(Beginning of Material for this task)

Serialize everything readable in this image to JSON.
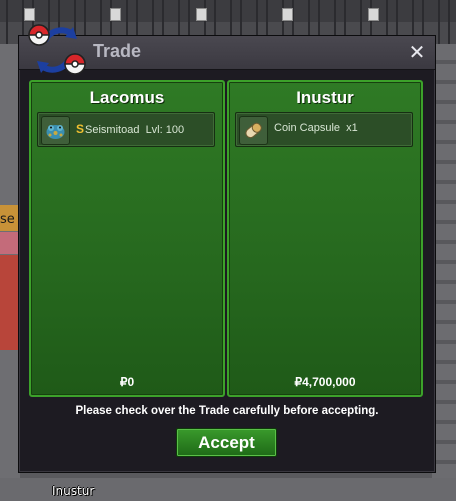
{
  "window": {
    "title": "Trade",
    "close_glyph": "✕"
  },
  "left_panel": {
    "player": "Lacomus",
    "items": [
      {
        "icon": "seismitoad-icon",
        "shiny_marker": "S",
        "name": "Seismitoad",
        "level": "Lvl: 100"
      }
    ],
    "money": "₽0"
  },
  "right_panel": {
    "player": "Inustur",
    "items": [
      {
        "icon": "coin-capsule-icon",
        "name": "Coin Capsule",
        "quantity": "x1"
      }
    ],
    "money": "₽4,700,000"
  },
  "notice": "Please check over the Trade carefully before accepting.",
  "accept_label": "Accept",
  "background": {
    "player_label": "Inustur",
    "partial_text": "se"
  },
  "colors": {
    "panel_green": "#2f7a25",
    "panel_border": "#3ca22a",
    "window_bg": "#1d1b22",
    "shiny_gold": "#f0c030"
  }
}
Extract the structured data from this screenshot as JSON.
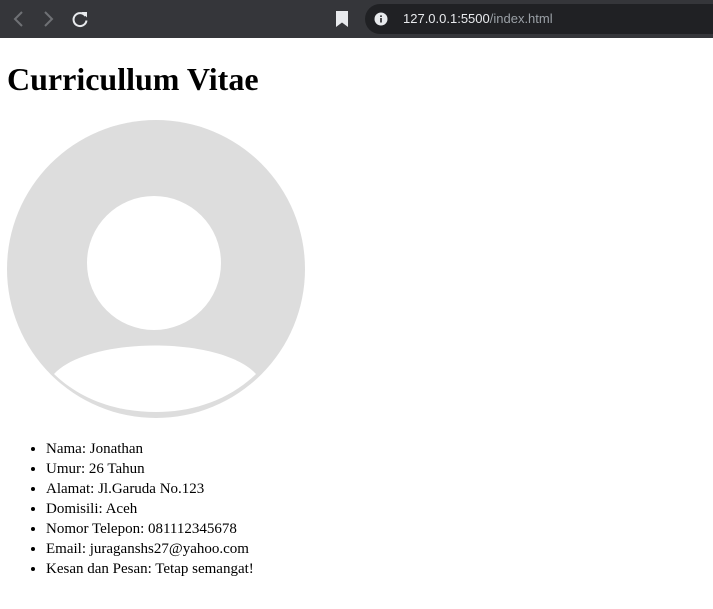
{
  "browser": {
    "url_host": "127.0.0.1:5500",
    "url_path": "/index.html"
  },
  "page": {
    "title": "Curricullum Vitae",
    "details": [
      "Nama: Jonathan",
      "Umur: 26 Tahun",
      "Alamat: Jl.Garuda No.123",
      "Domisili: Aceh",
      "Nomor Telepon: 081112345678",
      "Email: juraganshs27@yahoo.com",
      "Kesan dan Pesan: Tetap semangat!"
    ]
  },
  "colors": {
    "toolbar": "#35363a",
    "omnibox": "#202124",
    "avatar_gray": "#dddddd"
  },
  "icons": {
    "back": "arrow-left-icon",
    "forward": "arrow-right-icon",
    "reload": "reload-icon",
    "bookmark": "bookmark-icon",
    "info": "info-icon",
    "avatar": "default-user-avatar"
  }
}
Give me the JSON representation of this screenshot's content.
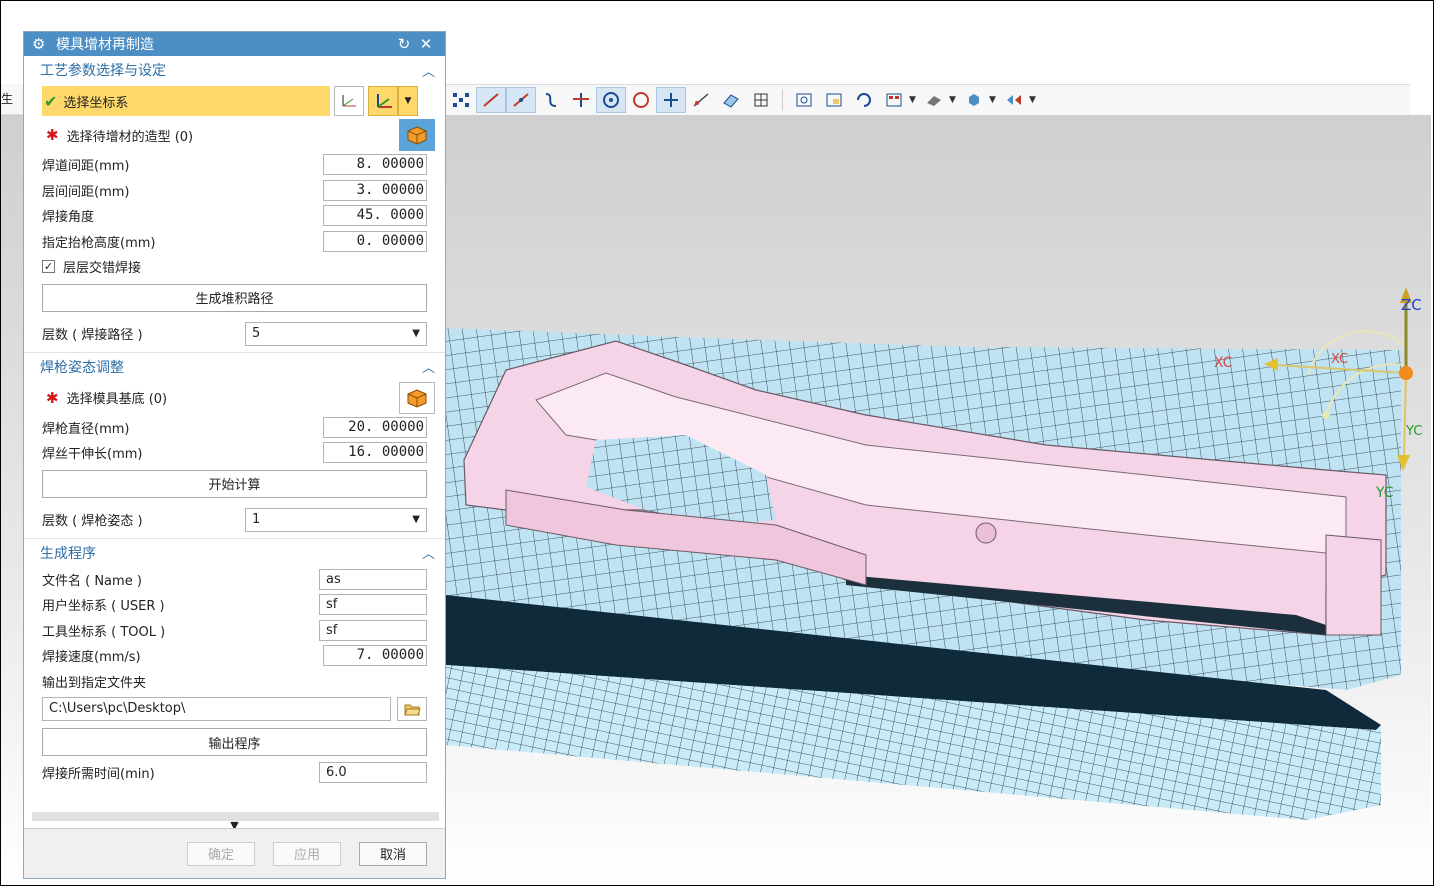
{
  "dialog": {
    "title": "模具增材再制造",
    "sections": {
      "process": {
        "title": "工艺参数选择与设定",
        "select_csys": "选择坐标系",
        "select_model": "选择待增材的造型 (0)",
        "fields": [
          {
            "label": "焊道间距(mm)",
            "value": "8. 00000"
          },
          {
            "label": "层间间距(mm)",
            "value": "3. 00000"
          },
          {
            "label": "焊接角度",
            "value": "45. 0000"
          },
          {
            "label": "指定抬枪高度(mm)",
            "value": "0. 00000"
          }
        ],
        "checkbox_label": "层层交错焊接",
        "checkbox_checked": true,
        "button": "生成堆积路径",
        "layers_label": "层数 ( 焊接路径 )",
        "layers_value": "5"
      },
      "torch": {
        "title": "焊枪姿态调整",
        "select_base": "选择模具基底 (0)",
        "fields": [
          {
            "label": "焊枪直径(mm)",
            "value": "20. 00000"
          },
          {
            "label": "焊丝干伸长(mm)",
            "value": "16. 00000"
          }
        ],
        "button": "开始计算",
        "layers_label": "层数 ( 焊枪姿态 )",
        "layers_value": "1"
      },
      "program": {
        "title": "生成程序",
        "fields": [
          {
            "label": "文件名 ( Name )",
            "value": "as"
          },
          {
            "label": "用户坐标系 ( USER )",
            "value": "sf"
          },
          {
            "label": "工具坐标系 ( TOOL )",
            "value": "sf"
          }
        ],
        "speed_label": "焊接速度(mm/s)",
        "speed_value": "7. 00000",
        "folder_label": "输出到指定文件夹",
        "folder_path": "C:\\Users\\pc\\Desktop\\",
        "output_button": "输出程序",
        "time_label": "焊接所需时间(min)",
        "time_value": "6.0"
      }
    },
    "footer": {
      "ok": "确定",
      "apply": "应用",
      "cancel": "取消"
    }
  },
  "left_toolbar_fragment": "生工",
  "axes": {
    "x": "XC",
    "y": "YC",
    "z": "ZC"
  },
  "colors": {
    "title_bar": "#4d8fc4",
    "section_title": "#2c6ea8",
    "highlight": "#ffd86b",
    "mesh": "#bfe3f2",
    "part": "#f4cfe3"
  }
}
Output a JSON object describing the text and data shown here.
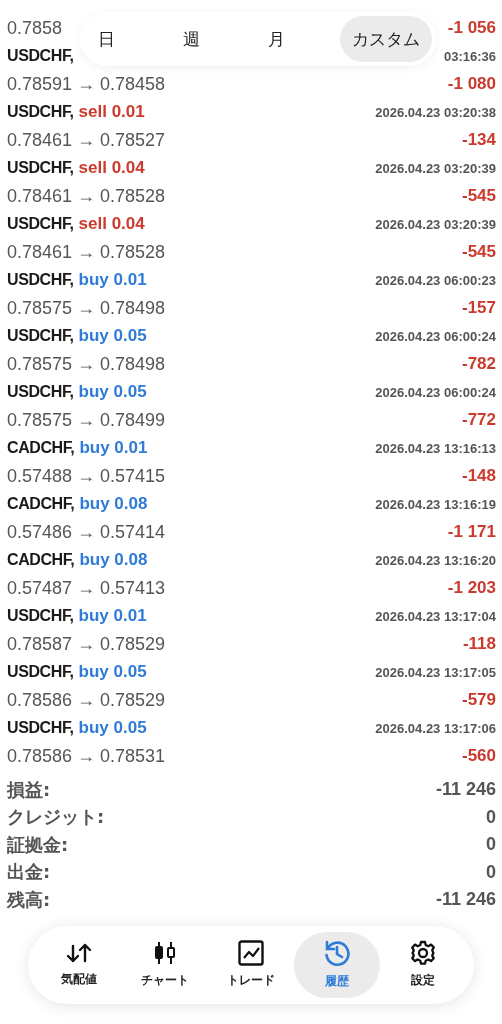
{
  "period_tabs": [
    {
      "label": "日",
      "selected": false
    },
    {
      "label": "週",
      "selected": false
    },
    {
      "label": "月",
      "selected": false
    },
    {
      "label": "カスタム",
      "selected": true
    }
  ],
  "deals": [
    {
      "prices": "0.7858",
      "profit": "-1 056"
    },
    {
      "symbol": "USDCHF,",
      "time": "03:16:36",
      "prices": "0.78591 → 0.78458",
      "profit": "-1 080"
    },
    {
      "symbol": "USDCHF,",
      "kind": "sell",
      "order": "sell 0.01",
      "time": "2026.04.23 03:20:38",
      "prices": "0.78461 → 0.78527",
      "profit": "-134"
    },
    {
      "symbol": "USDCHF,",
      "kind": "sell",
      "order": "sell 0.04",
      "time": "2026.04.23 03:20:39",
      "prices": "0.78461 → 0.78528",
      "profit": "-545"
    },
    {
      "symbol": "USDCHF,",
      "kind": "sell",
      "order": "sell 0.04",
      "time": "2026.04.23 03:20:39",
      "prices": "0.78461 → 0.78528",
      "profit": "-545"
    },
    {
      "symbol": "USDCHF,",
      "kind": "buy",
      "order": "buy 0.01",
      "time": "2026.04.23 06:00:23",
      "prices": "0.78575 → 0.78498",
      "profit": "-157"
    },
    {
      "symbol": "USDCHF,",
      "kind": "buy",
      "order": "buy 0.05",
      "time": "2026.04.23 06:00:24",
      "prices": "0.78575 → 0.78498",
      "profit": "-782"
    },
    {
      "symbol": "USDCHF,",
      "kind": "buy",
      "order": "buy 0.05",
      "time": "2026.04.23 06:00:24",
      "prices": "0.78575 → 0.78499",
      "profit": "-772"
    },
    {
      "symbol": "CADCHF,",
      "kind": "buy",
      "order": "buy 0.01",
      "time": "2026.04.23 13:16:13",
      "prices": "0.57488 → 0.57415",
      "profit": "-148"
    },
    {
      "symbol": "CADCHF,",
      "kind": "buy",
      "order": "buy 0.08",
      "time": "2026.04.23 13:16:19",
      "prices": "0.57486 → 0.57414",
      "profit": "-1 171"
    },
    {
      "symbol": "CADCHF,",
      "kind": "buy",
      "order": "buy 0.08",
      "time": "2026.04.23 13:16:20",
      "prices": "0.57487 → 0.57413",
      "profit": "-1 203"
    },
    {
      "symbol": "USDCHF,",
      "kind": "buy",
      "order": "buy 0.01",
      "time": "2026.04.23 13:17:04",
      "prices": "0.78587 → 0.78529",
      "profit": "-118"
    },
    {
      "symbol": "USDCHF,",
      "kind": "buy",
      "order": "buy 0.05",
      "time": "2026.04.23 13:17:05",
      "prices": "0.78586 → 0.78529",
      "profit": "-579"
    },
    {
      "symbol": "USDCHF,",
      "kind": "buy",
      "order": "buy 0.05",
      "time": "2026.04.23 13:17:06",
      "prices": "0.78586 → 0.78531",
      "profit": "-560"
    }
  ],
  "summary": [
    {
      "label": "損益:",
      "value": "-11 246"
    },
    {
      "label": "クレジット:",
      "value": "0"
    },
    {
      "label": "証拠金:",
      "value": "0"
    },
    {
      "label": "出金:",
      "value": "0"
    },
    {
      "label": "残高:",
      "value": "-11 246"
    }
  ],
  "nav": [
    {
      "label": "気配値",
      "selected": false
    },
    {
      "label": "チャート",
      "selected": false
    },
    {
      "label": "トレード",
      "selected": false
    },
    {
      "label": "履歴",
      "selected": true
    },
    {
      "label": "設定",
      "selected": false
    }
  ]
}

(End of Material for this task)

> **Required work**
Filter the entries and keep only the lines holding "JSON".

> **Written reply**
Serialize everything readable in this image to JSON.
Extract the structured data from this screenshot as JSON.
Give me the JSON representation of this screenshot's content.
Output a JSON object describing the text and data shown here.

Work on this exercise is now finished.